Despite what you might think, a person doesn't necessarily have to be in sub-zero temps to experience hypothermia. In fact, according to wanderingoutdoors.com, hypothermia can be experienced in temperatures between 30 and 50 degrees. Much warmer than most of us would imagine.
Here are a few things to keep in your car to help keep you safe should you find yourself stuck during the winter months in Michigan (even when it's not that cold outside):
- Warm blanket and warm clothes. Not the cute, soft kind that you can snag for $10. Make sure that blanket is warm. Same for the extra clothes.
- A car escape multi-tool. These are great for all seasons but, especially in the winter. They can cut seatbelts and break windows if need be.
- Water and food. Go for something like protein bars (versus cans that can expand and explode in both extreme heat and cold).
See the full list from huffpost.com.
It's really easy to get complacent with preparations. Especially, if you haven't experienced anything that would make those preparations necessary. But, you never know when disaster (or just a bit of bad luck) might strike.
As my Dad always told me...prepare for the worst, hope for the best.

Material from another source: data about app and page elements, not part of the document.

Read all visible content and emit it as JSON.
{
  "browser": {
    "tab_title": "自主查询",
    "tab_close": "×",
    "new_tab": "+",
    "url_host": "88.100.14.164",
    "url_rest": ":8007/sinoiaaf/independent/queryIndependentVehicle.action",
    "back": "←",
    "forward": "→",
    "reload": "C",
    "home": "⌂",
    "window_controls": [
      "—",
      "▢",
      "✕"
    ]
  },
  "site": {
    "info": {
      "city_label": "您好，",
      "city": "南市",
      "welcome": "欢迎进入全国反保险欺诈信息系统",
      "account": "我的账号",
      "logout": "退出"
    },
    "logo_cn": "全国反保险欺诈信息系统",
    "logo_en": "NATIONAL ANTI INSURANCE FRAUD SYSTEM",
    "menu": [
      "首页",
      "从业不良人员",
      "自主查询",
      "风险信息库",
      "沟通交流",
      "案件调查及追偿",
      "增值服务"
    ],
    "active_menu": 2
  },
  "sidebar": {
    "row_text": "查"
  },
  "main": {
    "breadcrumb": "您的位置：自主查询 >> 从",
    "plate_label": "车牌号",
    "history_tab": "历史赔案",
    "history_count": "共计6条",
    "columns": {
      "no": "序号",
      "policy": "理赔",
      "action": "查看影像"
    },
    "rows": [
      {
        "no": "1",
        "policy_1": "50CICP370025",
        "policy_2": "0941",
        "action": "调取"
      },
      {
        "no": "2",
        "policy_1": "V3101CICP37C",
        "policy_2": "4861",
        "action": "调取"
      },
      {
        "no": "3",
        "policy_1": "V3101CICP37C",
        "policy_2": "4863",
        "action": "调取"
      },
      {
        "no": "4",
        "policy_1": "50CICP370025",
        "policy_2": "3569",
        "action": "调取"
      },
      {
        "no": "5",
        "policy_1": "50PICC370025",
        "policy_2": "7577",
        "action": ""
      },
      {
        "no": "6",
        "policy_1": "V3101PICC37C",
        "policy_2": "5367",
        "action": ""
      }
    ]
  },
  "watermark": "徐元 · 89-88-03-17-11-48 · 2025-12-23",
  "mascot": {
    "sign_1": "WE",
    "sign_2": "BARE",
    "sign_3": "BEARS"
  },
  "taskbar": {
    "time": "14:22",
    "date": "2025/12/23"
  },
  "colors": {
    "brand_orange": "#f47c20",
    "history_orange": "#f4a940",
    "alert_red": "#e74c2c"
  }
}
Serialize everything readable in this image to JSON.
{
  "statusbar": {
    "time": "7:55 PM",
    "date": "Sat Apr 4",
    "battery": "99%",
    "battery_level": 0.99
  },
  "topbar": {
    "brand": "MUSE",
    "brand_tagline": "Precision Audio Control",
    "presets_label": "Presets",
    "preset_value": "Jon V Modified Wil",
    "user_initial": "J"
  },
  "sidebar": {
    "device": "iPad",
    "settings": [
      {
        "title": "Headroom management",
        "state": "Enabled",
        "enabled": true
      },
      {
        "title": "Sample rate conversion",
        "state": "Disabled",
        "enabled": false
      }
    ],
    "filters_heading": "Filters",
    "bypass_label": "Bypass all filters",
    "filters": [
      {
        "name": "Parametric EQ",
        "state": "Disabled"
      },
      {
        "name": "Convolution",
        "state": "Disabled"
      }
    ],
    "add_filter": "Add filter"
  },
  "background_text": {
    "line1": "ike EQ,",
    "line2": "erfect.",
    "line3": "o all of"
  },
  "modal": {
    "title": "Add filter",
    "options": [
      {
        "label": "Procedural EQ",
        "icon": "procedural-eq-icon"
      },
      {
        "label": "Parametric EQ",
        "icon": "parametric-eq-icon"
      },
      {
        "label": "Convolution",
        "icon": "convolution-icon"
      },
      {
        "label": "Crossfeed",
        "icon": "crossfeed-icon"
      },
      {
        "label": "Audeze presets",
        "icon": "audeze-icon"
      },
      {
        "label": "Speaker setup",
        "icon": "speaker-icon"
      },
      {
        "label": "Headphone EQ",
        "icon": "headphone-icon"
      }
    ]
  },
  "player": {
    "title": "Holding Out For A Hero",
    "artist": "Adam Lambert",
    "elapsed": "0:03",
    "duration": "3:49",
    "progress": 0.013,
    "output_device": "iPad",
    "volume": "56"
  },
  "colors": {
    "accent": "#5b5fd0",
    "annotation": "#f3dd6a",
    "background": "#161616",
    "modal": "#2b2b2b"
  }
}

Particularly if you live in one of these cities said to be some of the snowiest in the United States: